Named for its three-lobed leaves, the Trident Maple is popular as an ornamental tree, whose leaves mature from rich green in summer to red, yellow and orange in winter.
The Taiwanese Trident Maple is classified as ‘Critically Endangered’, with its natural habitat being threatened by land clearance for housing, as well as by logging for timber. It is not alone: a 2016 report by the Royal Botanic Gardens, Kew highlights that 21% of global plant species are currently threatened with extinction.
In the face of this crisis, the world’s botanic gardens can serve as an insurance policy to safeguard the world’s most threatened plant species. Fundamentally, there is no technical reason why plant species should become extinct, given the array of conservation techniques such as seed banking, cultivation, tissue culture, assisted migration, species recovery and ecological restoration.

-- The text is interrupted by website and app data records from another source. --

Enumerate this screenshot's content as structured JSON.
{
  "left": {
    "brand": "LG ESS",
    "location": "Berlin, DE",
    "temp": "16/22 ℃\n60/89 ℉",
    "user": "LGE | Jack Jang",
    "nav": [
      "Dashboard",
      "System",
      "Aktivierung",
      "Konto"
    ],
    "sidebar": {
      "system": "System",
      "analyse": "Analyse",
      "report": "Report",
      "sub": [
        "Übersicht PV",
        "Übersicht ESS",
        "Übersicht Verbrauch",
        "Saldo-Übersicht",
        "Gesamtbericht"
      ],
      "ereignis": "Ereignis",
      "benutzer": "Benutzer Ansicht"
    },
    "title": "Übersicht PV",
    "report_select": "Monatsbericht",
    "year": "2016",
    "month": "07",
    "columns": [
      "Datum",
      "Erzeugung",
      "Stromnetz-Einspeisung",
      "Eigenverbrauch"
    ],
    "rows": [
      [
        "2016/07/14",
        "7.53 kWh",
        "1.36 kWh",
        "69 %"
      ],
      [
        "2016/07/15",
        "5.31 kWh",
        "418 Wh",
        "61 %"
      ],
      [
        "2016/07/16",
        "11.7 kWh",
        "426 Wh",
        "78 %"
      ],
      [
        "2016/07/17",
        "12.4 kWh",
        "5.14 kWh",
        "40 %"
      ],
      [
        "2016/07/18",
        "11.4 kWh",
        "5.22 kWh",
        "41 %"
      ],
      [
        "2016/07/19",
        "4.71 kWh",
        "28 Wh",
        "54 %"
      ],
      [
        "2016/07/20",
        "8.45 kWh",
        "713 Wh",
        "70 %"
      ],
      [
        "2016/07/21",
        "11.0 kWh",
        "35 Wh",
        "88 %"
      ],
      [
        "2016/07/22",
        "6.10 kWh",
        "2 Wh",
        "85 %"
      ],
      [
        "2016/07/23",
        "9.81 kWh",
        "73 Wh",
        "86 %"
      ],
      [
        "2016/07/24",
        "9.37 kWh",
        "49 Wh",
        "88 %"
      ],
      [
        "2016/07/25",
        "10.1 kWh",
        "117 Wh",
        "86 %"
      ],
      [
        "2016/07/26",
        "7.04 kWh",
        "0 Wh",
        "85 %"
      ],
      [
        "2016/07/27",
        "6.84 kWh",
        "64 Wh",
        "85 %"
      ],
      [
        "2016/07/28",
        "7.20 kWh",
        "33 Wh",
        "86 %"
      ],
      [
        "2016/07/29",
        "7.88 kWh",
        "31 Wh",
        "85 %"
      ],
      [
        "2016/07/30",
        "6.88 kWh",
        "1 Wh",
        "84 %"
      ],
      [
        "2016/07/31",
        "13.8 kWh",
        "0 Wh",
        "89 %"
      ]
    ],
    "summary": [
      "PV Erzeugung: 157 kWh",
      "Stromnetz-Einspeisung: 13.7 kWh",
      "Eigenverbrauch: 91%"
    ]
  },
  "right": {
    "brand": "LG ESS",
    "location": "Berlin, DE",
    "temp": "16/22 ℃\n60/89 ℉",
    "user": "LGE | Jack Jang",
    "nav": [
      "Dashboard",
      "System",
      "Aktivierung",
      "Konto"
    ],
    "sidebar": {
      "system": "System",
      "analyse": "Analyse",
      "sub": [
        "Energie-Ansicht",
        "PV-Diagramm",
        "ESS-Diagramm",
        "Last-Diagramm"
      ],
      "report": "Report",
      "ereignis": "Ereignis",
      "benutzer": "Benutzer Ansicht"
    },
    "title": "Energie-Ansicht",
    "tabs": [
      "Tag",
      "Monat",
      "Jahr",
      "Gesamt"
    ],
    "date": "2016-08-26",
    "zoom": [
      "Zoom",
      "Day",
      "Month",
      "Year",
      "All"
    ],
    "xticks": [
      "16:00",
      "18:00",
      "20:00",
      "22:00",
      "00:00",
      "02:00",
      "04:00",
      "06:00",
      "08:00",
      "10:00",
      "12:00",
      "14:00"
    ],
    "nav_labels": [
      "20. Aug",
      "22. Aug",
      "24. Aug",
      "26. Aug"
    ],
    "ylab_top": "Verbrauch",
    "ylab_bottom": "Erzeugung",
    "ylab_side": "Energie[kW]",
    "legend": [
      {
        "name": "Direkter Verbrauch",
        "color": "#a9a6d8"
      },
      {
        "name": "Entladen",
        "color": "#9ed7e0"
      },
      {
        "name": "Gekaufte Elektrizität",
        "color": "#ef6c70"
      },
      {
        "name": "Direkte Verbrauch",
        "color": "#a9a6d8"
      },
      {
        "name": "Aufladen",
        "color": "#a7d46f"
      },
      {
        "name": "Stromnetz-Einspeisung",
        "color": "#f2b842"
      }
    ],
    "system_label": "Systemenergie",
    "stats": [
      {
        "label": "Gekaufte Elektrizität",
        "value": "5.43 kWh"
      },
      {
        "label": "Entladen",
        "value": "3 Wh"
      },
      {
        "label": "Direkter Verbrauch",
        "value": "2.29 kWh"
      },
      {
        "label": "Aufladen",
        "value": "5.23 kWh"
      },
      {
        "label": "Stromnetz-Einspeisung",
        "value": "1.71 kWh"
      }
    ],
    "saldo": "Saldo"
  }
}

However, once a plant has become locally extinct, reintroduction is difficult and often unsuccessful.